Exercise input.
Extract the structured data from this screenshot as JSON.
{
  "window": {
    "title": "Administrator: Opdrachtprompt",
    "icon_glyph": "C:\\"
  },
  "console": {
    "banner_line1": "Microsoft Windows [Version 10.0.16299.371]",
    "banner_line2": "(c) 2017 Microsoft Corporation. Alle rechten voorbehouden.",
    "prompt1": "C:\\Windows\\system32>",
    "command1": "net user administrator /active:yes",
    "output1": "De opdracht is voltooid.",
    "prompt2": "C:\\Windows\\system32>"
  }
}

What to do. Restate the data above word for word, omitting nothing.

Reply.
Extract the structured data from this screenshot as JSON.
{
  "window": {
    "title": "Administrator: Opdrachtprompt",
    "icon_glyph": "C:\\"
  },
  "console": {
    "banner_line1": "Microsoft Windows [Version 10.0.16299.371]",
    "banner_line2": "(c) 2017 Microsoft Corporation. Alle rechten voorbehouden.",
    "prompt1": "C:\\Windows\\system32>",
    "command1": "net user administrator /active:yes",
    "output1": "De opdracht is voltooid.",
    "prompt2": "C:\\Windows\\system32>"
  }
}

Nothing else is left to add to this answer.